    Now I suppose you are thinking of a way to add servos to the smokehouse dampers to control the temps..  could be done...   add about a 15 minute delay, for stuff to stabilize, and you are good to go...  Just sit in the lawn chair, watch the condensate drip from your cold beer, and the temps self adjust in the smoker.....   HAHAHAHAHA.....
  11. Well I can tell you one thing I'm pretty good at sitting in a lawn chair, with beer in my hand.  Do you use a remote thermometer or static ones attached to the house.  I was planning on having two build in; either half way up on opposite sides or on one side on top and bottom.
  12. daveomak

    daveomak Smoking Guru OTBS Member SMF Premier Member

    I have 2 calibratable dial therms that have ~16-18" stems so they read towards the center of the smokehouse...   I drilled several 5/16" holes in the smokehouse to move the therms around to find hot and cold spots..  Drill the holes just below the food racks so they don't interfere...    Cabled remote electronic therms are also a very good option...  They can be clipped to the food racks....
  13. daveomak

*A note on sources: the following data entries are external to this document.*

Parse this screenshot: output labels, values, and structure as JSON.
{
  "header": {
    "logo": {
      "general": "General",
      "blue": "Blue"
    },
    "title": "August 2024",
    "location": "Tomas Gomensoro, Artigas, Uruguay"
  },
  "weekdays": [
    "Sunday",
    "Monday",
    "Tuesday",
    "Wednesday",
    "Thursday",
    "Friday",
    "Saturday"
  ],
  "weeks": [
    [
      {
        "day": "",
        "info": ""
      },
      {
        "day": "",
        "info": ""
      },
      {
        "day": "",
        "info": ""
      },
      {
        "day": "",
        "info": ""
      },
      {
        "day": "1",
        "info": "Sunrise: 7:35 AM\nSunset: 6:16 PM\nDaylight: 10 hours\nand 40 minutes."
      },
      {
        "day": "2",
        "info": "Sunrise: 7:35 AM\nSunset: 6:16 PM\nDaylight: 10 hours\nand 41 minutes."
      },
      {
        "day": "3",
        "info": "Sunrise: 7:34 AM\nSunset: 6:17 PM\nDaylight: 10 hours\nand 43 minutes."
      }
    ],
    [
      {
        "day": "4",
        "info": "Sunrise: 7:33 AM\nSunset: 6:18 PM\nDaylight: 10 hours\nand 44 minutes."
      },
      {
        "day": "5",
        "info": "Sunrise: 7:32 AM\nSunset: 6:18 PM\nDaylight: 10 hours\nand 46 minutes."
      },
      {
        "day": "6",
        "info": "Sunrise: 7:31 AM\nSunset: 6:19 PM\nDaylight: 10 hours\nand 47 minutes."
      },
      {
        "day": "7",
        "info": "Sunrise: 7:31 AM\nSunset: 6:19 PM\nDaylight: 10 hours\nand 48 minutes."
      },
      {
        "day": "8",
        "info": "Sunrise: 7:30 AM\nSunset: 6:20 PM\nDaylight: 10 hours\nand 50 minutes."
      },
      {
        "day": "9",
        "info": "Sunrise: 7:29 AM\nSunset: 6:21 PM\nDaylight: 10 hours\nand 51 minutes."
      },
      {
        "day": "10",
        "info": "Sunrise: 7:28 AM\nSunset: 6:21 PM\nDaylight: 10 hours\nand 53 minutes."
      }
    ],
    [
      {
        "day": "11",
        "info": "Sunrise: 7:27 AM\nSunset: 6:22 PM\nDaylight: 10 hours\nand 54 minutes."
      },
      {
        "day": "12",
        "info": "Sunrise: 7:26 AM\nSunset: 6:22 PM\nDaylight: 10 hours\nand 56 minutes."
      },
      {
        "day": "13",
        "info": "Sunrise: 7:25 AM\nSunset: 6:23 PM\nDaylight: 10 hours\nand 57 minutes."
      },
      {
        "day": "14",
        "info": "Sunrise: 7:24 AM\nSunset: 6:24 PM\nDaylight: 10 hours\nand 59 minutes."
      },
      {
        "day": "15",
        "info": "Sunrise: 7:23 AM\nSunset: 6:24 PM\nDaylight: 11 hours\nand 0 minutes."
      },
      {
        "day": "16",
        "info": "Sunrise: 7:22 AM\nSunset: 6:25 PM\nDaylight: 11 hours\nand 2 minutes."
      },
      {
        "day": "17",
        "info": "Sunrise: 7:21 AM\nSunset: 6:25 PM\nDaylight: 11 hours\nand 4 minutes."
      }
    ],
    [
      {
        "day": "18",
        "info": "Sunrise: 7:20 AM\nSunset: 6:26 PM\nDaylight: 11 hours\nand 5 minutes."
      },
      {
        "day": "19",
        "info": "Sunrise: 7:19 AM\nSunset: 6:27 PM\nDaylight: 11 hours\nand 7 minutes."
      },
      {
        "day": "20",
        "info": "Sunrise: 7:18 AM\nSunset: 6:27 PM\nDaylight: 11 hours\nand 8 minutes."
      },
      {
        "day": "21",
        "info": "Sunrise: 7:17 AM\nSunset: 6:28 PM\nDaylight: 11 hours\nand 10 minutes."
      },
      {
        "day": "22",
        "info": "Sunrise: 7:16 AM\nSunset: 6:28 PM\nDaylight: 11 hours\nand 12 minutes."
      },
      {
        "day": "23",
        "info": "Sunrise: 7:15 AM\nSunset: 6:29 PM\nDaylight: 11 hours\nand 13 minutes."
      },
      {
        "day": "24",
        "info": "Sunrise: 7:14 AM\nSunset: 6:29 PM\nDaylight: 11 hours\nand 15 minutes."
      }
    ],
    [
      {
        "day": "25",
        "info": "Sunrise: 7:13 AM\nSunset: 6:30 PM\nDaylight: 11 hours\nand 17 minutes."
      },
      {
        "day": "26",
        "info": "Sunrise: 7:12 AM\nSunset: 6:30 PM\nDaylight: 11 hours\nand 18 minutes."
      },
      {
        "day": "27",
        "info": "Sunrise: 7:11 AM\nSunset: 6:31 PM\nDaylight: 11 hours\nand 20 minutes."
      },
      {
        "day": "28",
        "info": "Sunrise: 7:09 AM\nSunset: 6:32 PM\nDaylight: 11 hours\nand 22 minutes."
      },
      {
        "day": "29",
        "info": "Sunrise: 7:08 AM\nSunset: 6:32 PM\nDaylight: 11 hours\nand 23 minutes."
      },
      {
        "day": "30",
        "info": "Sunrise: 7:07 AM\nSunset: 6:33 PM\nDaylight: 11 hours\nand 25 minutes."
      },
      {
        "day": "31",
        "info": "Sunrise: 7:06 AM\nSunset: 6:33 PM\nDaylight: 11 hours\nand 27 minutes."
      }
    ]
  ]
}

    daveomak Smoking Guru OTBS Member SMF Premier Member

    I've been thinking about the heat transfer tube...  How about a Sono Tube...  then cover it with concrete .. maybe some chicken wire...  maybe use the concrete that has fibers in it to hold it together....   Don't worry about the cardboard catching fire, it won't... it may smolder for awhile...  at 250 degrees it should last for a year or two...     I would make the crete about 1.5" thick....  The form could also be square with the tube in the middle...  vibrate the form by tapping with a rubber mallet or hammer to displace the air....  one of those vibrating sanders may work also to remove the air...  also, when installing the tube, a few cross braces at the top of the form will hold the tube "down" while filling the form with crete....
    Last edited: Aug 31, 2016
  14. I've though of using the square clay pipe or just taking the cinder blocks I use for the foundation and turning them on their side.  it would create two 4" columns for the head and smoke to travel.  But I'd still have to figure out a way to install a heat pipe.

Share This Page